**Task to complete:** Output the listing below in full, exactly as written.
━━━━━ Records shown
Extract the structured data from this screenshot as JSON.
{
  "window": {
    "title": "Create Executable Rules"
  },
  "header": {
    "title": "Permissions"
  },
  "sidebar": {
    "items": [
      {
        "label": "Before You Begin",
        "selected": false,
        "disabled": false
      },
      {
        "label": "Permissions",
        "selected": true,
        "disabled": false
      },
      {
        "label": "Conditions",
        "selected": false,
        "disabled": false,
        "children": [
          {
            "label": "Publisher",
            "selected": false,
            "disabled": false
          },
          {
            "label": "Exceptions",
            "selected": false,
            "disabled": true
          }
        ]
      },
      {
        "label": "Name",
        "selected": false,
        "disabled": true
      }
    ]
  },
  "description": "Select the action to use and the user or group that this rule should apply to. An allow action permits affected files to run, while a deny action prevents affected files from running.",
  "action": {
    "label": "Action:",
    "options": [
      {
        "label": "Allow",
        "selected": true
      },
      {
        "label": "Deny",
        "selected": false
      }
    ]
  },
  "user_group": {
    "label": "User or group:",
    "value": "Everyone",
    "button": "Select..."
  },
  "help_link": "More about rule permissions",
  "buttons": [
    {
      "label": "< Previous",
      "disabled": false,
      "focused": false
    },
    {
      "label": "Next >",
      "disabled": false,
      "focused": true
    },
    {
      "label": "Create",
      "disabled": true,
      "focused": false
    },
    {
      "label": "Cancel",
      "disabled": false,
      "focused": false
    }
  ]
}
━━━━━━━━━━
**Solution to this exercise:**
Extract the structured data from this screenshot as JSON.
{
  "window": {
    "title": "Create Executable Rules"
  },
  "header": {
    "title": "Permissions"
  },
  "sidebar": {
    "items": [
      {
        "label": "Before You Begin",
        "selected": false,
        "disabled": false
      },
      {
        "label": "Permissions",
        "selected": true,
        "disabled": false
      },
      {
        "label": "Conditions",
        "selected": false,
        "disabled": false,
        "children": [
          {
            "label": "Publisher",
            "selected": false,
            "disabled": false
          },
          {
            "label": "Exceptions",
            "selected": false,
            "disabled": true
          }
        ]
      },
      {
        "label": "Name",
        "selected": false,
        "disabled": true
      }
    ]
  },
  "description": "Select the action to use and the user or group that this rule should apply to. An allow action permits affected files to run, while a deny action prevents affected files from running.",
  "action": {
    "label": "Action:",
    "options": [
      {
        "label": "Allow",
        "selected": true
      },
      {
        "label": "Deny",
        "selected": false
      }
    ]
  },
  "user_group": {
    "label": "User or group:",
    "value": "Everyone",
    "button": "Select..."
  },
  "help_link": "More about rule permissions",
  "buttons": [
    {
      "label": "< Previous",
      "disabled": false,
      "focused": false
    },
    {
      "label": "Next >",
      "disabled": false,
      "focused": true
    },
    {
      "label": "Create",
      "disabled": true,
      "focused": false
    },
    {
      "label": "Cancel",
      "disabled": false,
      "focused": false
    }
  ]
}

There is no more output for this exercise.